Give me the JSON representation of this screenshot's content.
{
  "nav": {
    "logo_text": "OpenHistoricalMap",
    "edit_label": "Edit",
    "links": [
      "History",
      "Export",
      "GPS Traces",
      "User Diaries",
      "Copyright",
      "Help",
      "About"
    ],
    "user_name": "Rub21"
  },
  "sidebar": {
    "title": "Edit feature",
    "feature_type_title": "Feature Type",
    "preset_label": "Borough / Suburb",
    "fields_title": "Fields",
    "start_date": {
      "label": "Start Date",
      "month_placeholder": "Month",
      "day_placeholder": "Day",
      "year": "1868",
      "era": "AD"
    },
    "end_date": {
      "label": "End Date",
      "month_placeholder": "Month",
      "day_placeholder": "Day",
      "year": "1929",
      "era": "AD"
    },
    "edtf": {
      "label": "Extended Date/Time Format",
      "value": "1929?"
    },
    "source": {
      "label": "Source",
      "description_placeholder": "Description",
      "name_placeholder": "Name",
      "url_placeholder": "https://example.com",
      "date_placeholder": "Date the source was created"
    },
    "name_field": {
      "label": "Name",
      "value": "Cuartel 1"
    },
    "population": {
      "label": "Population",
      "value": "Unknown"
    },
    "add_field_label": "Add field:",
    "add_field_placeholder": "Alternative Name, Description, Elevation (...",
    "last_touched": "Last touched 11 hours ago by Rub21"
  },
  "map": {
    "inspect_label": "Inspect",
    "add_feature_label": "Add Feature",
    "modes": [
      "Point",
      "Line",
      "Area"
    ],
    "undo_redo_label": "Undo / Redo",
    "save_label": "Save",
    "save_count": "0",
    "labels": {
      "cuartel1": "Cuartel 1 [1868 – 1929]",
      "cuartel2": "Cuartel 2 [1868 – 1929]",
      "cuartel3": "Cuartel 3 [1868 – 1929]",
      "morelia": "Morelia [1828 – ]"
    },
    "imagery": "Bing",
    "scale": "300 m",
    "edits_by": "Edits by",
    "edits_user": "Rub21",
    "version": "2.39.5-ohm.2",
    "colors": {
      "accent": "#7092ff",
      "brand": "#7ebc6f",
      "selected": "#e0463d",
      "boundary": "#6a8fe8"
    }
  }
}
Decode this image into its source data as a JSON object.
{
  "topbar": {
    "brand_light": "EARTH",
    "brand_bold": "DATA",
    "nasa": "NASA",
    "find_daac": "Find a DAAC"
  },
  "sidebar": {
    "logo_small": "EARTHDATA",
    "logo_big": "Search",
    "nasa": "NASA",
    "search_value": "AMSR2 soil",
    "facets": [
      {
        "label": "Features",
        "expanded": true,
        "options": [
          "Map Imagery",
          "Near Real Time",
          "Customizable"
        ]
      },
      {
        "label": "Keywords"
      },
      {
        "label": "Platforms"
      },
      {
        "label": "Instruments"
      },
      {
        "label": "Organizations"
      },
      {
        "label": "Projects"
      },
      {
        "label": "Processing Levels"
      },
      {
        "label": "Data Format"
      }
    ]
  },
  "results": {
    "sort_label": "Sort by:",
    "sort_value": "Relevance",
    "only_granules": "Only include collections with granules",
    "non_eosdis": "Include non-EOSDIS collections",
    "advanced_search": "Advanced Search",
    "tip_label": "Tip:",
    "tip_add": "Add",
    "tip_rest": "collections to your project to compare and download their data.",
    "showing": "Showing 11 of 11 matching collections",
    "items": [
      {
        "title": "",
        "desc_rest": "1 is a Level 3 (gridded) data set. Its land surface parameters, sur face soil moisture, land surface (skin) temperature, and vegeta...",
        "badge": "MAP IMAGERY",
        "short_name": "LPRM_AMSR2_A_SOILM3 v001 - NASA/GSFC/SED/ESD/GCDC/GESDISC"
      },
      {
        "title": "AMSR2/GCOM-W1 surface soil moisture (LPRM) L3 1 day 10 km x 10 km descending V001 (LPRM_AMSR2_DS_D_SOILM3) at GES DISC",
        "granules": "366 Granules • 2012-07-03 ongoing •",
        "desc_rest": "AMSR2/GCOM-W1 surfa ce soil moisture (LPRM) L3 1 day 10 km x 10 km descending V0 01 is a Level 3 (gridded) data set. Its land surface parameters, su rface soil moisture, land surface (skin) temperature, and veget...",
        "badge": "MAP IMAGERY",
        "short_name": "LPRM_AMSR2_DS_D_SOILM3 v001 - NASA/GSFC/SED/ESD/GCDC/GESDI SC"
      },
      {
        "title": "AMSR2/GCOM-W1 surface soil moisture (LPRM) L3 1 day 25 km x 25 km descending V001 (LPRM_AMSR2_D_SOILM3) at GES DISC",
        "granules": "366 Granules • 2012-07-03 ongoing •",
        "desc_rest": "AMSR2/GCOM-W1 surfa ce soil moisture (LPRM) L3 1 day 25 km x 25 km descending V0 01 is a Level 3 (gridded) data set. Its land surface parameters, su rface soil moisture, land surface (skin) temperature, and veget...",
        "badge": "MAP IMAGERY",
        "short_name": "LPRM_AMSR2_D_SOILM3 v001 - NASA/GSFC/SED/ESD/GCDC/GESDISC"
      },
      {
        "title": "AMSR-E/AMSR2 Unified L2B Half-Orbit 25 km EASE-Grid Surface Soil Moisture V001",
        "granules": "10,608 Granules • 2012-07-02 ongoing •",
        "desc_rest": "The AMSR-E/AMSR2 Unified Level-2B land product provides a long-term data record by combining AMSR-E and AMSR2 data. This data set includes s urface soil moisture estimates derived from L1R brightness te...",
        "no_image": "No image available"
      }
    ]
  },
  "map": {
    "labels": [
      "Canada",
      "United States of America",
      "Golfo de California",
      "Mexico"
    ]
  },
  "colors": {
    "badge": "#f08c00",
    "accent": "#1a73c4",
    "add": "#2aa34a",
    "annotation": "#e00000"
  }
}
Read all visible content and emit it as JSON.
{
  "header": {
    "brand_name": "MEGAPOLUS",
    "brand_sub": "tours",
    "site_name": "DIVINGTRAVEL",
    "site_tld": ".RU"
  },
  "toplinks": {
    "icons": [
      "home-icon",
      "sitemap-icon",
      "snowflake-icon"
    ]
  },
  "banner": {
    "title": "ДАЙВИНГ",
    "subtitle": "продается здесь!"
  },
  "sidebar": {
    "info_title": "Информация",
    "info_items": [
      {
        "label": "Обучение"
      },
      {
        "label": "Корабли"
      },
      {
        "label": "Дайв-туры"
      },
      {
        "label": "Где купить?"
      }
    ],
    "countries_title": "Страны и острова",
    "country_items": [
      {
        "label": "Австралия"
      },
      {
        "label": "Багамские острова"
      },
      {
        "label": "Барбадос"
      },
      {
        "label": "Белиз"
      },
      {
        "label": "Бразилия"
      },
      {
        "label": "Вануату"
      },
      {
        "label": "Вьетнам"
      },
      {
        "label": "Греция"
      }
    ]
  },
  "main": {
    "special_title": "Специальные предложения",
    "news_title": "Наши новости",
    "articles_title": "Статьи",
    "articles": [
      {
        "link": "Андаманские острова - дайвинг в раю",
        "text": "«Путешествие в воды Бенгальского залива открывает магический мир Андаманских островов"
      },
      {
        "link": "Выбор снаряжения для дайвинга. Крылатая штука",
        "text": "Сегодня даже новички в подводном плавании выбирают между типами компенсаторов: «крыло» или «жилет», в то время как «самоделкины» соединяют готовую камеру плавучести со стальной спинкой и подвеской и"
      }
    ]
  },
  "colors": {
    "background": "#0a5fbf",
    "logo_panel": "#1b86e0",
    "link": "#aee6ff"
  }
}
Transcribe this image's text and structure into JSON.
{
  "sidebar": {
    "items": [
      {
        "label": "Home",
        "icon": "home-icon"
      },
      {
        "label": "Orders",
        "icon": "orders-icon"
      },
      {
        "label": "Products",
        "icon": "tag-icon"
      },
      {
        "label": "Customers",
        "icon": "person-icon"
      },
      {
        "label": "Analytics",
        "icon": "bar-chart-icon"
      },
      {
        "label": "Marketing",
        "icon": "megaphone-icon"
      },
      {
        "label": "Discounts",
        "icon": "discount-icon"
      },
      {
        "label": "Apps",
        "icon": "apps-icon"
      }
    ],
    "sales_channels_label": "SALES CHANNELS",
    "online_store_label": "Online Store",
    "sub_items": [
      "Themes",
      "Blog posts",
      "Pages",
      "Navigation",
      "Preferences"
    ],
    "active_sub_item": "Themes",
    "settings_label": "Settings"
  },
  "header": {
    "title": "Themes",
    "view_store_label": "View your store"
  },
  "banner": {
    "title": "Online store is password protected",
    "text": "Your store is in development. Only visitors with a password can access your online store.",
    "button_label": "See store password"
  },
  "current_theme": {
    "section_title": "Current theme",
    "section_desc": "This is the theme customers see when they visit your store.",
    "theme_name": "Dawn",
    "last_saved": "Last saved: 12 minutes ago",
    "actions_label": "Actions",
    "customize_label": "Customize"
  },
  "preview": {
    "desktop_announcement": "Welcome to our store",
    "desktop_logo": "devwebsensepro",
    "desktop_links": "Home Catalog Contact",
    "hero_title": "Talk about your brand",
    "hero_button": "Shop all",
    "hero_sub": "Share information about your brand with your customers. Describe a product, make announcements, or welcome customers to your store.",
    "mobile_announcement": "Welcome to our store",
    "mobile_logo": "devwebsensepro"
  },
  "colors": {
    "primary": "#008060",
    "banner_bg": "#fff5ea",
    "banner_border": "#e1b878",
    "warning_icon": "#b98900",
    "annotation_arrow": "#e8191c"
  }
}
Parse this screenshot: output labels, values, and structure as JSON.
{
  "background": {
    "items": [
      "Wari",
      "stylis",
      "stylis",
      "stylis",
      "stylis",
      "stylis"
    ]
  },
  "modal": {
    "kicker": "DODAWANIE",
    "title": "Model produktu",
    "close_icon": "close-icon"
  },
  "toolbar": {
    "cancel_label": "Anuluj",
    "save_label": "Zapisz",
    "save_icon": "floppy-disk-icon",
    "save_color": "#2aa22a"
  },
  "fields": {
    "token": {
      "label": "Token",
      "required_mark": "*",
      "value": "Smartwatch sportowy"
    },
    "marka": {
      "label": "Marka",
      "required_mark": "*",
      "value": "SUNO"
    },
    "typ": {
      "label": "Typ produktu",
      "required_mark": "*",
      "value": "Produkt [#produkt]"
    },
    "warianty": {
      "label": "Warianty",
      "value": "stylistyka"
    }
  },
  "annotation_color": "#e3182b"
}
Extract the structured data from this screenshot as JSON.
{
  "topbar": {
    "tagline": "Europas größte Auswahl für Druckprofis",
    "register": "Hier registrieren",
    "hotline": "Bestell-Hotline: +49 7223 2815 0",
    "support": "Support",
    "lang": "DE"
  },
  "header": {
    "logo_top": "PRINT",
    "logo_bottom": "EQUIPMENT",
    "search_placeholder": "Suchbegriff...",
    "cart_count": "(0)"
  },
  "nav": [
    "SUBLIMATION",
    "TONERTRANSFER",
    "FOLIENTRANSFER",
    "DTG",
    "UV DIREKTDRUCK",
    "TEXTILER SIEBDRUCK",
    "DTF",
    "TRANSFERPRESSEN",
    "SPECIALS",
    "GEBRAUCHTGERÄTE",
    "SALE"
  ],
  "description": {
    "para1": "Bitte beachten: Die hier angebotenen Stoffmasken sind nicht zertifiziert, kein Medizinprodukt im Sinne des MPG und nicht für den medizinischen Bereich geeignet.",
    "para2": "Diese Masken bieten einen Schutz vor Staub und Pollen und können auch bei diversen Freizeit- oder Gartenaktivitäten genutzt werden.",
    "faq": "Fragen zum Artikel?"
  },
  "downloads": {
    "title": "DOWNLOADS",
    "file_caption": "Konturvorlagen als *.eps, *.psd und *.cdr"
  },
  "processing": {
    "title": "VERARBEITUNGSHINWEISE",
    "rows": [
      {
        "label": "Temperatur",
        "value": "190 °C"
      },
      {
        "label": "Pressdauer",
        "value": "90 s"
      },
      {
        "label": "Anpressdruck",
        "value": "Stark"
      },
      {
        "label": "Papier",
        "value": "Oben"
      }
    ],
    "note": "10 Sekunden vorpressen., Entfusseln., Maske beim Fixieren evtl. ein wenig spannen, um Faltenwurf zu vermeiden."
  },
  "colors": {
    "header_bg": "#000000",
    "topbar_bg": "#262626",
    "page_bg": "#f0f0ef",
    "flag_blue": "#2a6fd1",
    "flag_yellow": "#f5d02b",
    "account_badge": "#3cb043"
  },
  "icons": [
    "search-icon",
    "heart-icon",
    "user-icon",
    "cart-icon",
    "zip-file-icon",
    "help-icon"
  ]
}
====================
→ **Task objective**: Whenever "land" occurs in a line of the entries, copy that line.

→ **The completed task**:
        "desc_rest": "1 is a Level 3 (gridded) data set. Its land surface parameters, sur face soil moisture, land surface (skin) temperature, and vegeta...",
        "desc_rest": "AMSR2/GCOM-W1 surfa ce soil moisture (LPRM) L3 1 day 10 km x 10 km descending V0 01 is a Level 3 (gridded) data set. Its land surface parameters, su rface soil moisture, land surface (skin) temperature, and veget...",
        "desc_rest": "AMSR2/GCOM-W1 surfa ce soil moisture (LPRM) L3 1 day 25 km x 25 km descending V0 01 is a Level 3 (gridded) data set. Its land surface parameters, su rface soil moisture, land surface (skin) temperature, and veget...",
        "desc_rest": "The AMSR-E/AMSR2 Unified Level-2B land product provides a long-term data record by combining AMSR-E and AMSR2 data. This data set includes s urface soil moisture estimates derived from L1R brightness te...",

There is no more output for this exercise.